* [Work instruction]:
Using the listing below, return every line that includes "getExportCAChResult".

* [Task data]:
* * *
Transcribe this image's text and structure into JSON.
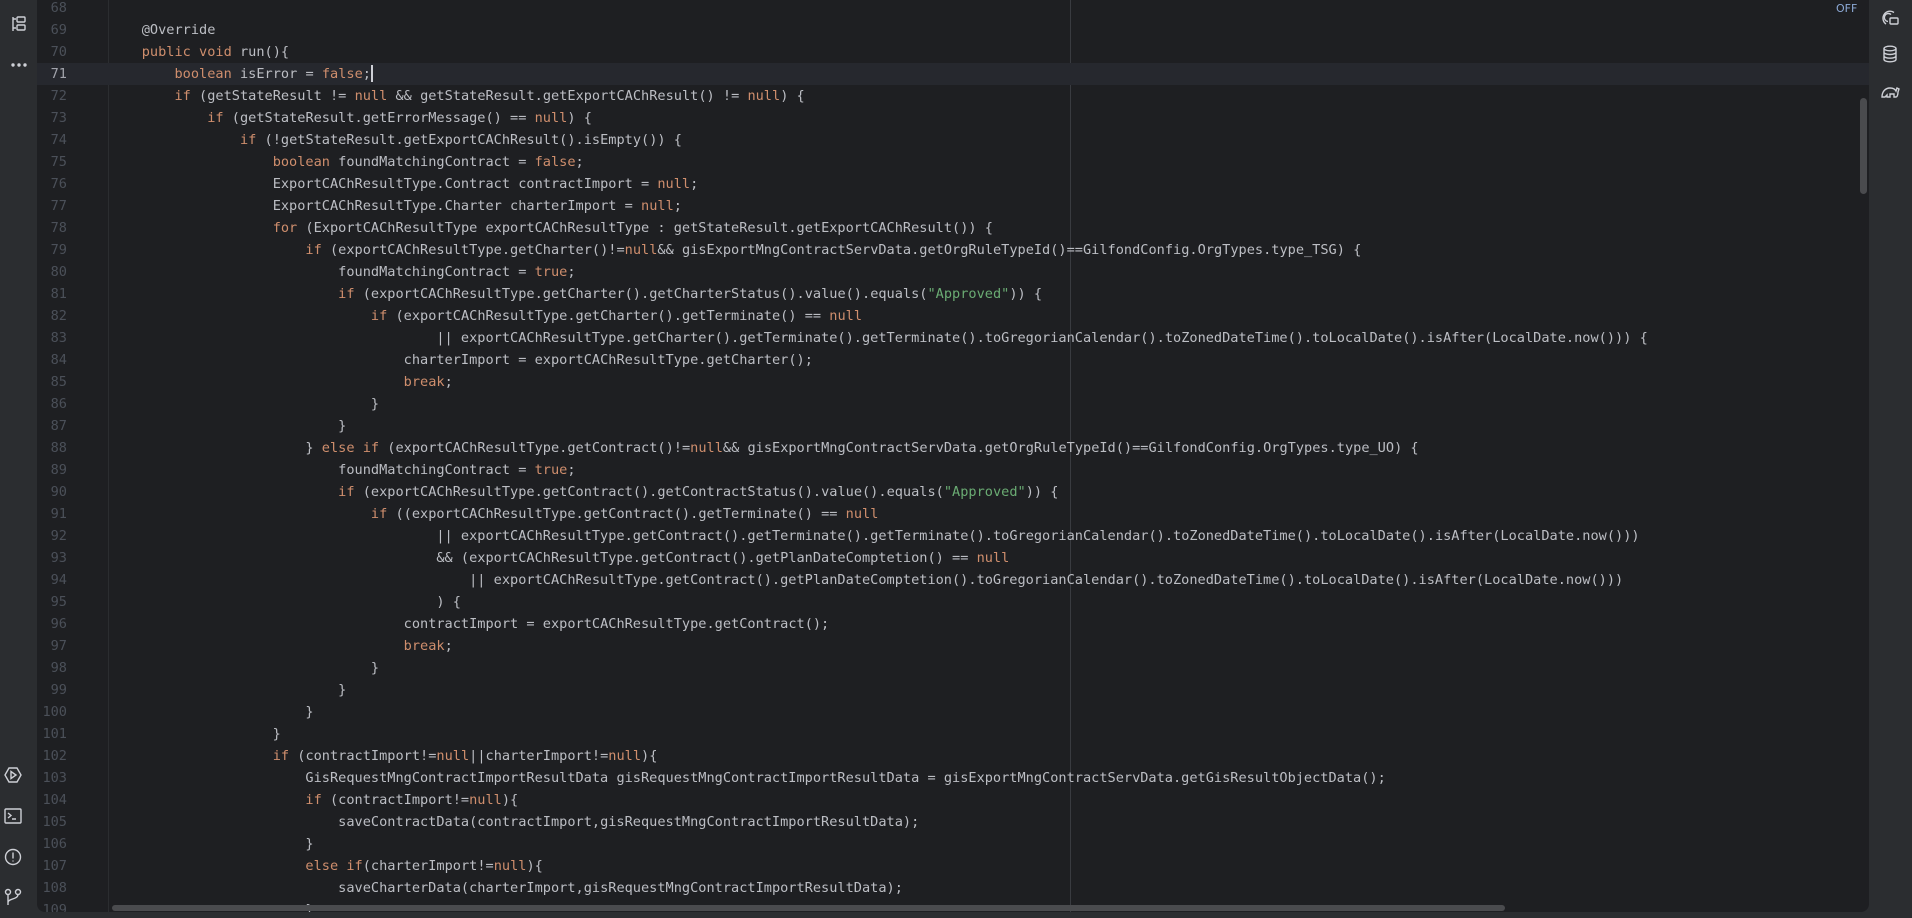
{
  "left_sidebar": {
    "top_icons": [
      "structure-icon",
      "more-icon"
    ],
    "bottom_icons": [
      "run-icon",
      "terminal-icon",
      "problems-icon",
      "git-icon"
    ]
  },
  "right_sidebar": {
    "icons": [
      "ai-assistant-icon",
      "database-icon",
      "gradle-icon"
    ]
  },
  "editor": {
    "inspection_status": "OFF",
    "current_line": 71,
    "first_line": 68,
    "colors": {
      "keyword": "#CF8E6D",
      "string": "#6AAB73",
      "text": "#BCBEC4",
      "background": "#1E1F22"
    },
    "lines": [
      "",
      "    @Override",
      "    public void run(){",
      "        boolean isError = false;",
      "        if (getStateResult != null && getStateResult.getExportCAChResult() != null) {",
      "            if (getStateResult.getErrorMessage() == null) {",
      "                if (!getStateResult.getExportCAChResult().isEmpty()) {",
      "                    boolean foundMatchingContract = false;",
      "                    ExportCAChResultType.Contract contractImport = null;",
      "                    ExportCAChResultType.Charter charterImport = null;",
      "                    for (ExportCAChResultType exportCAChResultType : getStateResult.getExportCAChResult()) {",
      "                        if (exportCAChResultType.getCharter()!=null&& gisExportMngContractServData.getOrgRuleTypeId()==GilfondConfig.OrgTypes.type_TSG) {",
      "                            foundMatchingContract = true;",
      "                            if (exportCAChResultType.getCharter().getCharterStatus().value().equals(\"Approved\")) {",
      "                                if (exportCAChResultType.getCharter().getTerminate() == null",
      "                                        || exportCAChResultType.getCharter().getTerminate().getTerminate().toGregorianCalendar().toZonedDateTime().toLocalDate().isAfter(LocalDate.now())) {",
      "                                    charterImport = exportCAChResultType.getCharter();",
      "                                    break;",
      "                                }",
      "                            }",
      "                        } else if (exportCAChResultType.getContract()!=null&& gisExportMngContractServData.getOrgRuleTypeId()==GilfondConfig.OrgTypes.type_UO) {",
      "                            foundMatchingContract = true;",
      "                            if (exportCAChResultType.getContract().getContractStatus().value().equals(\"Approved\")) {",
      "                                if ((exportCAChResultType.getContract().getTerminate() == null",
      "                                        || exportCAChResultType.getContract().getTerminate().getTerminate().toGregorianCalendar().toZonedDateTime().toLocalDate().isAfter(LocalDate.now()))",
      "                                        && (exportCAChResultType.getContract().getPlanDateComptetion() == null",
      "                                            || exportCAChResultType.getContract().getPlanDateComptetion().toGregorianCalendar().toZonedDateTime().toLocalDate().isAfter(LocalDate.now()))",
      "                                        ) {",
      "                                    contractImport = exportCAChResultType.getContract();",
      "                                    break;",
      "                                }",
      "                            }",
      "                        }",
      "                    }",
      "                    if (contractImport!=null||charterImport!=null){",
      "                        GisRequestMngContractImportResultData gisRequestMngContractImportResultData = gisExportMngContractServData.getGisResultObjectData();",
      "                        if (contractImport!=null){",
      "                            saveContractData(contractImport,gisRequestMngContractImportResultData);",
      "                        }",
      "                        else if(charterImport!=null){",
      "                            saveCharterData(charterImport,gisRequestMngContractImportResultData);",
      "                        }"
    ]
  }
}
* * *
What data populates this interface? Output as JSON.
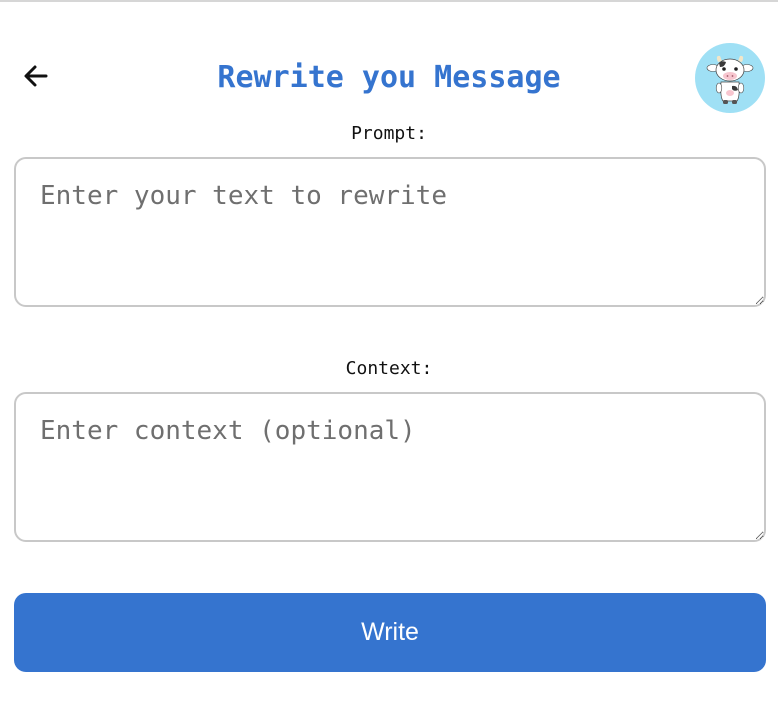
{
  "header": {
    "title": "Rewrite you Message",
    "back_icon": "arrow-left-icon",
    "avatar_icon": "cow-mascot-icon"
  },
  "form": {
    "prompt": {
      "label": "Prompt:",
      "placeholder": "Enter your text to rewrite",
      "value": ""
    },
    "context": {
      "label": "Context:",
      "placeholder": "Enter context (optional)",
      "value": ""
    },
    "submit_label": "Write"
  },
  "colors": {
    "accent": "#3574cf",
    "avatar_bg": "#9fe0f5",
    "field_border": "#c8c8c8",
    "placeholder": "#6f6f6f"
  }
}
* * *
* [Exercise solution]:
      "        if (getStateResult != null && getStateResult.getExportCAChResult() != null) {",
      "                if (!getStateResult.getExportCAChResult().isEmpty()) {",
      "                    for (ExportCAChResultType exportCAChResultType : getStateResult.getExportCAChResult()) {",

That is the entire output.